I also of course had a wander through the shop (since I love to torture myself by looking at all the amazing stuff museum shops can buy when they have a decent budget and the visitor numbers to back it up), and they had a lot of great suffragette stuff (sadly no sash, but I was tempted by the “Votes for Women” umbrella) and even better fatberg souvenirs, so I succumbed and bought a badge and a totebag (and a t-shirt for Marcus) reading “Don’t Feed the Fatberg” which I suppose is an environmental message, but thanks to the campiness of the design, feels more like merchandise for a B-movie, which is honestly why I was drawn to it in the first place.
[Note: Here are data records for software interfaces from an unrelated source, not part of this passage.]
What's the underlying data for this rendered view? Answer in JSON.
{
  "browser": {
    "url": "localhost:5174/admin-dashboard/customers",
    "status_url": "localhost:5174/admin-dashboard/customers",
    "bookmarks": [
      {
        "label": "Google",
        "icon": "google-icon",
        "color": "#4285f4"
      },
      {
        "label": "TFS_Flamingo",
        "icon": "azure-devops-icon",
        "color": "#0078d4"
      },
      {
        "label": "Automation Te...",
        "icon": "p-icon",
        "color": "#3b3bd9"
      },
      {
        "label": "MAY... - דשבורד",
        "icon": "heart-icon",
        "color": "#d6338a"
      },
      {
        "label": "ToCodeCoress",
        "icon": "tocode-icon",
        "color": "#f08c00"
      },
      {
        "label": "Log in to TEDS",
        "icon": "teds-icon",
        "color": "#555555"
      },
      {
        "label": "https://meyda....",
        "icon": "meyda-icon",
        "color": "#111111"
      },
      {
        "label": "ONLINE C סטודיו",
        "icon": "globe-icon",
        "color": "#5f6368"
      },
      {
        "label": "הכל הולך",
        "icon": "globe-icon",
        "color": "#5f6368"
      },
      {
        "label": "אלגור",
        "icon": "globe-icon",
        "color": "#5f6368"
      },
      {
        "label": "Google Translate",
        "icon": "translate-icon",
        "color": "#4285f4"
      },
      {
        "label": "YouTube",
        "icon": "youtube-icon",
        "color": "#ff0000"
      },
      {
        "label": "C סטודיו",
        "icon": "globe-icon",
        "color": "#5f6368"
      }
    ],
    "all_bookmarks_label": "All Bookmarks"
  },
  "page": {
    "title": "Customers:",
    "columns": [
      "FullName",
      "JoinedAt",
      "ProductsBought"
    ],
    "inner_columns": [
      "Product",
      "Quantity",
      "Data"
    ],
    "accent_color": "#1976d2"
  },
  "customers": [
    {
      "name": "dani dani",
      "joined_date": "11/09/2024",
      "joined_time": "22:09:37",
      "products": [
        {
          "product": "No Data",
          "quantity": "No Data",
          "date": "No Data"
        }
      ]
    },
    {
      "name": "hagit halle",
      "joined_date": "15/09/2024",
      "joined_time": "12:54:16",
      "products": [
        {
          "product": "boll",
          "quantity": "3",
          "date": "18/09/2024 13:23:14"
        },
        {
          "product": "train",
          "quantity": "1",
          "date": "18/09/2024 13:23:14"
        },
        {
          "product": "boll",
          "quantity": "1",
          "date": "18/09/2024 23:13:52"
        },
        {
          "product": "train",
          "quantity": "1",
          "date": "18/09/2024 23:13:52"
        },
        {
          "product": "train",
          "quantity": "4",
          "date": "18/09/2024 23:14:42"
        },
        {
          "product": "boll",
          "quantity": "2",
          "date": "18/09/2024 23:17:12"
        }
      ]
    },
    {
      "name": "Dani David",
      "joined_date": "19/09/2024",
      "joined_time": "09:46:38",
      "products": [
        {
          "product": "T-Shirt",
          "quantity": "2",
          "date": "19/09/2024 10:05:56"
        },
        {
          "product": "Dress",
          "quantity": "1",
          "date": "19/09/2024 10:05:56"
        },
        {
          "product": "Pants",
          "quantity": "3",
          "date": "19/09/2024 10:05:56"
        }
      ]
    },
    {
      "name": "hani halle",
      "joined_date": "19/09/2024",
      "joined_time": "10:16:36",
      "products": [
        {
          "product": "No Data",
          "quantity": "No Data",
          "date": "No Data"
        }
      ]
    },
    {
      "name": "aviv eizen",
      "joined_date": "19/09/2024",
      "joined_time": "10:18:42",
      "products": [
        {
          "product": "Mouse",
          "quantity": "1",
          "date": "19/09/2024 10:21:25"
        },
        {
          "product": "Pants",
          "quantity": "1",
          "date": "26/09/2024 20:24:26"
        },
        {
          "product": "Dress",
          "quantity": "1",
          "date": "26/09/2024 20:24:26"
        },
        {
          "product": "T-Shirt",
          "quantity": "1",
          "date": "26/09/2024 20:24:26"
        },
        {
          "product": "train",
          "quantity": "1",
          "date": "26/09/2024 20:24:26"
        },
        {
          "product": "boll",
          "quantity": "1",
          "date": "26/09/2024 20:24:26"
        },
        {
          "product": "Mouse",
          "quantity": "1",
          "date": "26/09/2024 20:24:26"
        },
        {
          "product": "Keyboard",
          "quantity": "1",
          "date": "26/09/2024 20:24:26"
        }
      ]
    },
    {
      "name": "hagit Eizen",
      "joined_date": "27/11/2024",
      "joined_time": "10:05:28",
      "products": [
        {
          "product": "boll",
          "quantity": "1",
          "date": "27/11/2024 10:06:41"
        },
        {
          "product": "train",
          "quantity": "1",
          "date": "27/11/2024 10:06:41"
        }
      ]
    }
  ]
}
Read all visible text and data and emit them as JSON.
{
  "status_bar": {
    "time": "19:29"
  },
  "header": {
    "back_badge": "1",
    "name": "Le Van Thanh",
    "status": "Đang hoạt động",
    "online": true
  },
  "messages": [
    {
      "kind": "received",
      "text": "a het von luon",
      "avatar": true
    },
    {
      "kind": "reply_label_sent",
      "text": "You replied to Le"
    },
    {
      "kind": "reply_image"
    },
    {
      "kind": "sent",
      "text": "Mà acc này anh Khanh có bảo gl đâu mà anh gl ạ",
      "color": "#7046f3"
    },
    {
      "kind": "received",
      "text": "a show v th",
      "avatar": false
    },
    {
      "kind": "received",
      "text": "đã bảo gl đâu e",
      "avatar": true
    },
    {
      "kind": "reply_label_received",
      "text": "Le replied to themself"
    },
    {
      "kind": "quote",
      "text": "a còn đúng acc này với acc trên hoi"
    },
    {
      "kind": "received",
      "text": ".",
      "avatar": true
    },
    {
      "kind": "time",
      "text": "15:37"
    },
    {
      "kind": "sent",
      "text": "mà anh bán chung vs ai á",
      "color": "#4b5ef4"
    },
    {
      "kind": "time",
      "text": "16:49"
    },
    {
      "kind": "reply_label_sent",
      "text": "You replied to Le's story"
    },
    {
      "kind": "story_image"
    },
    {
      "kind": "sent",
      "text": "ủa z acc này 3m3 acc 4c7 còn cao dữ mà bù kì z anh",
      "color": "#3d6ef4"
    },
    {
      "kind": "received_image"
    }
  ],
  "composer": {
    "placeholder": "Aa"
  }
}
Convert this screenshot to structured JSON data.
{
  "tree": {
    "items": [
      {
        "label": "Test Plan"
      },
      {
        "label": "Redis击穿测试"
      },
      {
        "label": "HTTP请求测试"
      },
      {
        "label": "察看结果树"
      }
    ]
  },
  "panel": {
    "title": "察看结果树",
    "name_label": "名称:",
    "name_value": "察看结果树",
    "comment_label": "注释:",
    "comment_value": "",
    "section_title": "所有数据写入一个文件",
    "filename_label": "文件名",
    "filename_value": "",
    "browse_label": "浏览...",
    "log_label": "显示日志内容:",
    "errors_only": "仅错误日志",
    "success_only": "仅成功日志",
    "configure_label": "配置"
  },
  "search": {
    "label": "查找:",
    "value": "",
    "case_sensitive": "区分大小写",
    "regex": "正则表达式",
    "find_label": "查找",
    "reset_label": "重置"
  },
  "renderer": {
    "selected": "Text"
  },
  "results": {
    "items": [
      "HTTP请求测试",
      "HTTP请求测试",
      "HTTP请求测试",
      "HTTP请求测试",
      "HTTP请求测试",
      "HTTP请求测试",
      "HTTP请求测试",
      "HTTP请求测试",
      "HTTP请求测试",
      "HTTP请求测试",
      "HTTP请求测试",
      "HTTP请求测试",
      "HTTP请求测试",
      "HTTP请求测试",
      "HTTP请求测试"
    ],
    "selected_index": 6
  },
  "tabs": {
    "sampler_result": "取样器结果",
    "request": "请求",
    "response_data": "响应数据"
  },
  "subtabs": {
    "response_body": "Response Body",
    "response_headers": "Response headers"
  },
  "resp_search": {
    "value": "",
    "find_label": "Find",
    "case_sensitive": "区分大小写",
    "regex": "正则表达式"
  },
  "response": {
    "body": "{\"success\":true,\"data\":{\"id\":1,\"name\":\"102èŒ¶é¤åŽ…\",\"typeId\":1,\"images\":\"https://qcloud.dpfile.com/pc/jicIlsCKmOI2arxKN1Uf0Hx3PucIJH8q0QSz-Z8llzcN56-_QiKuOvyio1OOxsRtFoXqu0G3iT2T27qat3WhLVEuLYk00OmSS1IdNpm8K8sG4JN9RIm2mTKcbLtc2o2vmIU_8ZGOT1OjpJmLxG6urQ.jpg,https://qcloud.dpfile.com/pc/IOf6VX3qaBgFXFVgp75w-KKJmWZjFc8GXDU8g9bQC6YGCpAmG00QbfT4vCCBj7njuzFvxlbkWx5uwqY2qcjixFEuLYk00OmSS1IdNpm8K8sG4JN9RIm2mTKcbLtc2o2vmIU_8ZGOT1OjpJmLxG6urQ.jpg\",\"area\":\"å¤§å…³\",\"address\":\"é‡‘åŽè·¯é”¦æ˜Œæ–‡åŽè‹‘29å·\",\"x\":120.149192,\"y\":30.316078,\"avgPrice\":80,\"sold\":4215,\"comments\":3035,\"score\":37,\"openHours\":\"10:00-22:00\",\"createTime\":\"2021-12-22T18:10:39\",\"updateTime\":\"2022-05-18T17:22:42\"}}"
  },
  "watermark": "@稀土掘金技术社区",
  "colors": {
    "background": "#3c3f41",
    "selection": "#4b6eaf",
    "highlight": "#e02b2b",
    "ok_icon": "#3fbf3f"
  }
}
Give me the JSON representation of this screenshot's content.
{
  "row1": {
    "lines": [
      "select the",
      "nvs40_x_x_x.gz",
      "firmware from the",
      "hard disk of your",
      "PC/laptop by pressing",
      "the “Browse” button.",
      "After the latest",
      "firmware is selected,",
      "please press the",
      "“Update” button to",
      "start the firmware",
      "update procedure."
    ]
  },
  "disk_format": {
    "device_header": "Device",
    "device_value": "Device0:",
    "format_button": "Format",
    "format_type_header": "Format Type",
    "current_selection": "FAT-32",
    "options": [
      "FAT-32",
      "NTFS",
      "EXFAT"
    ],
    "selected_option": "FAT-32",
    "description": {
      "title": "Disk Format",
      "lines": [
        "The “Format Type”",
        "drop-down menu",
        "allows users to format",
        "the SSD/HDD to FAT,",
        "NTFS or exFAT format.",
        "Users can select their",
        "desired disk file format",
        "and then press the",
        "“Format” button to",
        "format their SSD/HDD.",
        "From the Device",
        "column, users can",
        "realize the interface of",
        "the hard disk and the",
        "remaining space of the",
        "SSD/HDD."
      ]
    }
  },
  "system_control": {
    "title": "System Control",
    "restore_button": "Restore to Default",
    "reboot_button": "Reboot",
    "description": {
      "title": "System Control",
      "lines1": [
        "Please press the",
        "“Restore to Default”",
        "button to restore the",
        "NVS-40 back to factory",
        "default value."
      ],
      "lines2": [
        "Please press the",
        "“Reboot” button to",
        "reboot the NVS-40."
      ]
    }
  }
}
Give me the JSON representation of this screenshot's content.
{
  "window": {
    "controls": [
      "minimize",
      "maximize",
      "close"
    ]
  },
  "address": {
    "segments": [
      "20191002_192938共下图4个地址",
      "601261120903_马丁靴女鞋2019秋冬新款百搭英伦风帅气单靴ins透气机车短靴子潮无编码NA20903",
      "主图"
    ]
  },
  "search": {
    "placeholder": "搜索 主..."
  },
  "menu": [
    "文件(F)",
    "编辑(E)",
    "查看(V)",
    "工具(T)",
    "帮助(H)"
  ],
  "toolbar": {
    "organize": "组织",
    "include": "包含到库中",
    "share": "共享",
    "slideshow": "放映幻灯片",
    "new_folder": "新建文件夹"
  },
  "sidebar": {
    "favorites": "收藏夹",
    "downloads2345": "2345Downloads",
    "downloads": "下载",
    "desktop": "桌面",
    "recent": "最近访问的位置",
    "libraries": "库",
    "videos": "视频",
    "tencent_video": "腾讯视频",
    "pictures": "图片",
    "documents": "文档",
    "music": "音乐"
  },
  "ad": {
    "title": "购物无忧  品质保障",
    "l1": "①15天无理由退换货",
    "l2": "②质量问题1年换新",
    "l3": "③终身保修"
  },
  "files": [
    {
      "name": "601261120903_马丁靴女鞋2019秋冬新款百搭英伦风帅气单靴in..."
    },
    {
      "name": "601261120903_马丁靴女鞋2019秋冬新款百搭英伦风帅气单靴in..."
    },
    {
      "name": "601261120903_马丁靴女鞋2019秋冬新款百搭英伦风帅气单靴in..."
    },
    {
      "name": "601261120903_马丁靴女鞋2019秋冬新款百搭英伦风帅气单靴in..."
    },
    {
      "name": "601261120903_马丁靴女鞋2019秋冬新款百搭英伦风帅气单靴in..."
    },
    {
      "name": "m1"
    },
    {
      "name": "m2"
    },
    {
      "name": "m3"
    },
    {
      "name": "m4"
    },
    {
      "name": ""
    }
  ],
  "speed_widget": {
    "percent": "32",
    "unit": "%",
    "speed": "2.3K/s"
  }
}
I don’t know if I can rate these exhibitions because they’re both very small, but they are free (as is the rest of the Museum of London), and though the fatberg is not all that impressive, I’m still glad I saw it. Not as glad as I would have been to have the day off, but it was better than actually being at work.